SÃO LUÍS, Brazil – The Amazon is Brazil’s path forward. The region’s nine governors share this vision, even as we recognize the area’s deep paradox. In spite of the immense potential the Amazon’s resources offer, its population registers the lowest human development indicators in Brazil. It has the highest unemployment, the least education and the least access to health care. The COVID-19 pandemic pushed the region over the brink in terms of health care and food access, exposing the Amazon’s endemic inequalities.
Yet we see the Amazon as an opportunity for national development. The region’s strategic resources stand to make it one of the planet’s wealthiest – if there is a thoughtful, planned and coordinated strategy.
Developing a comprehensive, sustainable plan for the Amazon is urgent. We need a transition plan to a green economy that takes into account the region’s existing development framework. Making this transition sustainable means adopting a combination of models for production and habitation that create jobs and income for the population, improve human development indices, and reduce disparities.
Although opinions in Brazil vary, increasingly public and private actors are embracing a low-carbon development approach. Yet interruptions to environmental policies and challenges with deforestation and illegal fires end up undermining Brazil’s credibility when it comes to handling greenhouse gas-related issues. Still, we recognize that the more control Brazil has over the region, the greater our ability to implement a development strategy that recognizes the Amazon’s significance to Brazil and the world. To this end, we welcome international efforts aimed at mobilizing public and private resources to protect the rainforest while respecting Brazil’s sovereignty.
To help overcome these challenges, the Amazon Interstate Consortium for Sustainable Development, led by the region’s nine governors, has developed a plan. Called the Green Recovery Plan for the Amazon (GRP, or PRV in Portuguese), it offers a comprehensive approach to the region’s economic and environmental problems. It also reinforces the consensus calling for a regional, green economy.
We will recruit our universities, public agencies, businesses and institutions. We will attract national and international investments. We will operationalize the Payment for Environmental Services process already approved by Congress. These efforts fall into three thematic areas: 1) innovation and technology; 2) urban and rural infrastructure; and 3) production and tourism. The first area addresses projects related to biotechnology, pharmaceuticals, and the monitoring of deforestation and fires. The second focuses on expanding infrastructure to boost digital access and electronic businesses; preserving and decontaminating rivers; decentralizing the availability of goods and services, and transportation. The third sector will encompass initiatives ranging from family agriculture and regional product certification processes to ecotourism.

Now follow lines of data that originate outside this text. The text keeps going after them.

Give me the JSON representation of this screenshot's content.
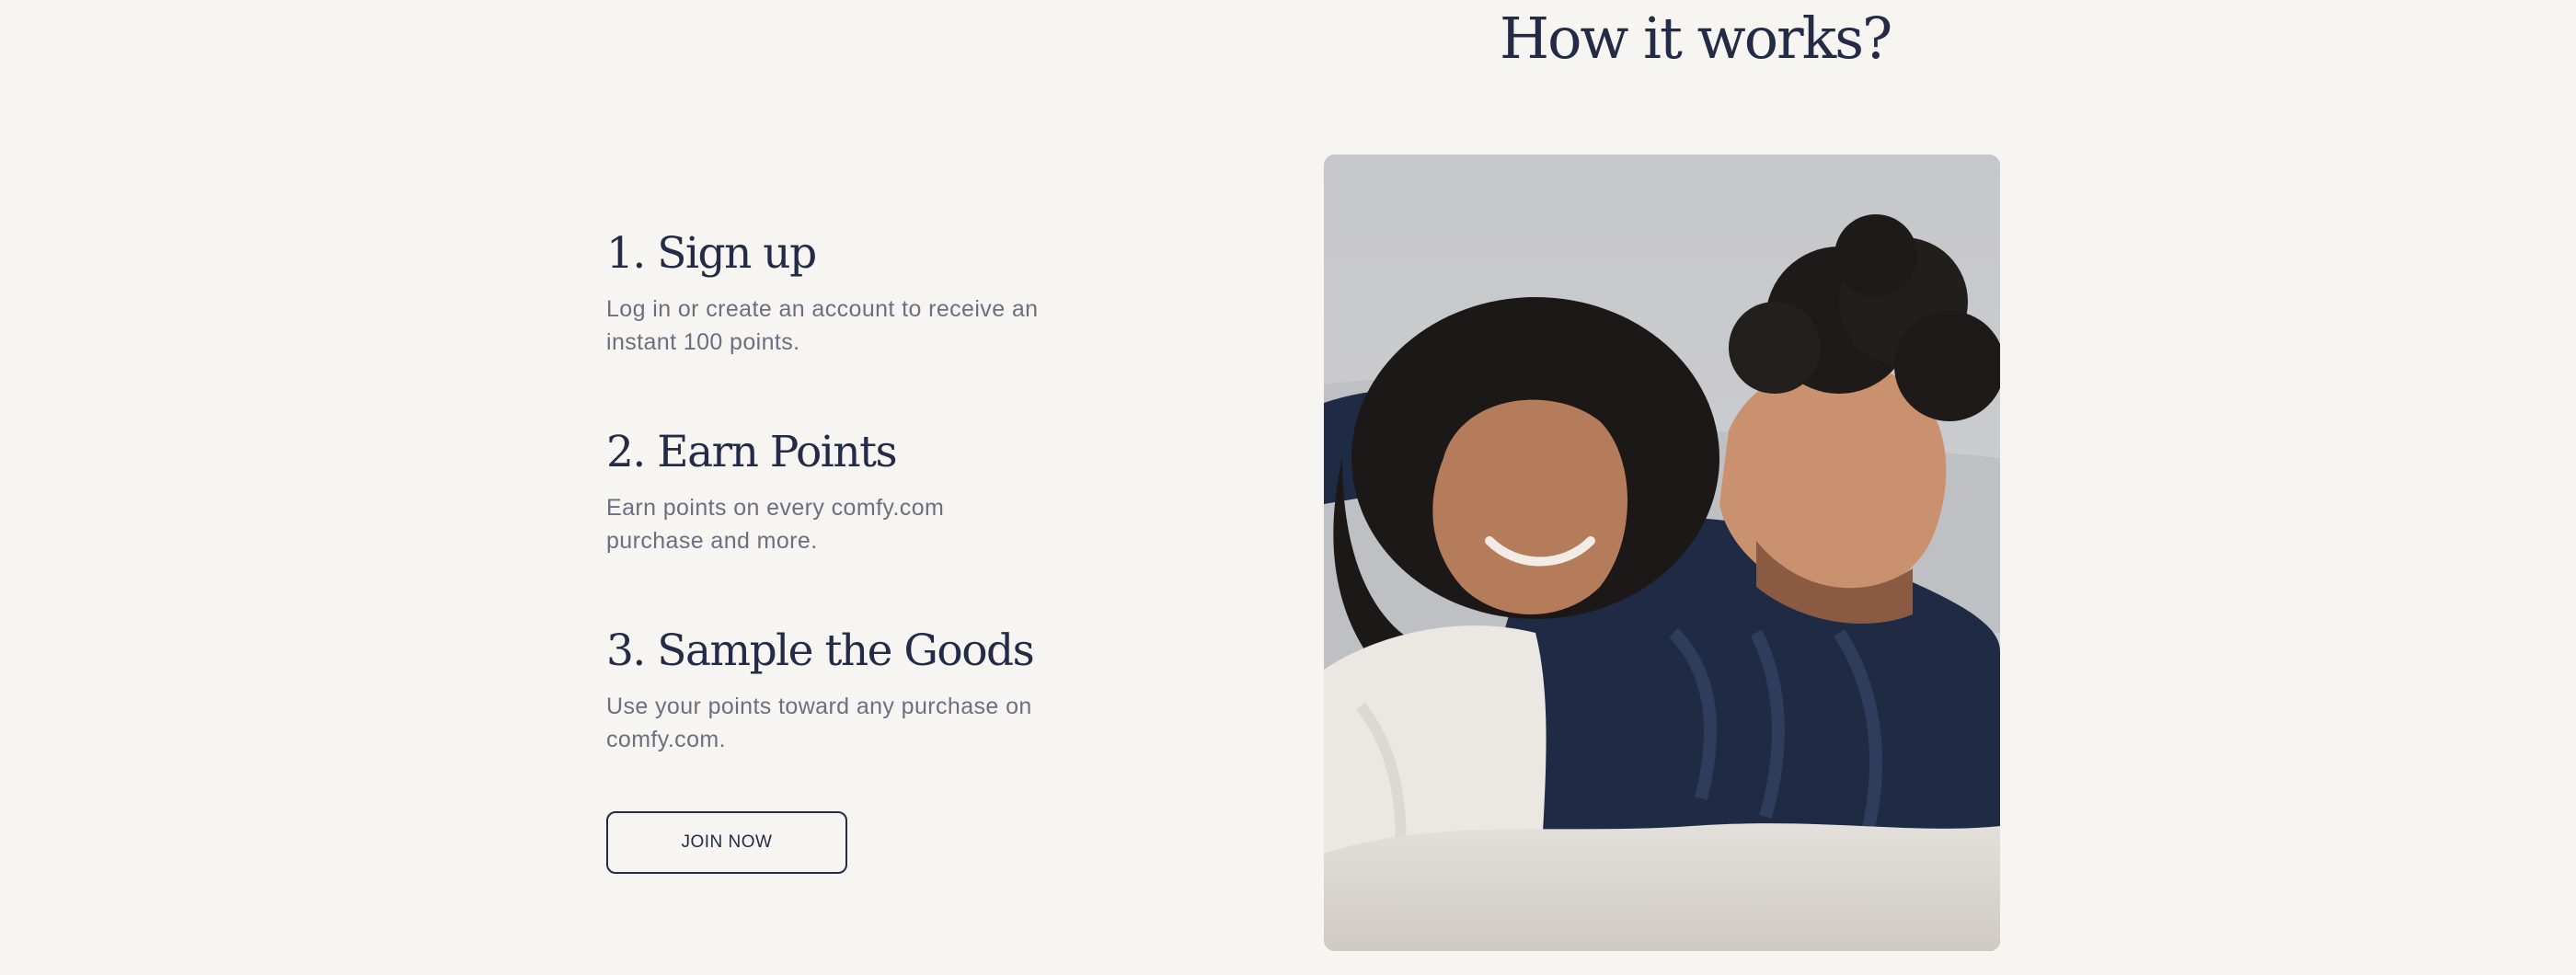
{
  "section": {
    "title": "How it works?"
  },
  "steps": [
    {
      "title": "1. Sign up",
      "description": "Log in or create an account to receive an instant 100 points."
    },
    {
      "title": "2. Earn Points",
      "description": "Earn points on every comfy.com purchase and more."
    },
    {
      "title": "3. Sample the Goods",
      "description": "Use your points toward any purchase on comfy.com."
    }
  ],
  "cta": {
    "label": "JOIN NOW"
  },
  "colors": {
    "background": "#f7f5f2",
    "heading": "#232b46",
    "body_text": "#6b6f7f",
    "button_border": "#232b46"
  }
}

The GRP’s success will depend on our ability to attract a range of sectors and to catalyze domestic and international institutions engaged in climate-change mitigation, transforming the biome’s potential into our greatest ally.
To ensure the Brazilian Amazon continues providing the planet with climate security, we are adopting a collaborative approach based on open dialogue where all parties win. We lament misguided positions that sometimes confuse the legitimate defense of national sovereignty with environmental irresponsibility. We also reject sanctuary conceptions of the forest that call for removing people from the environmental debate, perpetuating social injustices and denying rights.
We know this is no small challenge. Still, the current international landscape favors better climate-related global governance. The resulting cooperation must take into account local, national and global needs to both develop and preserve the Amazon rainforest.
Brazil’s future is tied to the Amazon’s. The region’s governors see the GRP as part of their constitutional responsibility to defend and preserve the environment for present and future generations.
Tags: Amazon, Brazil, The Amazon Issue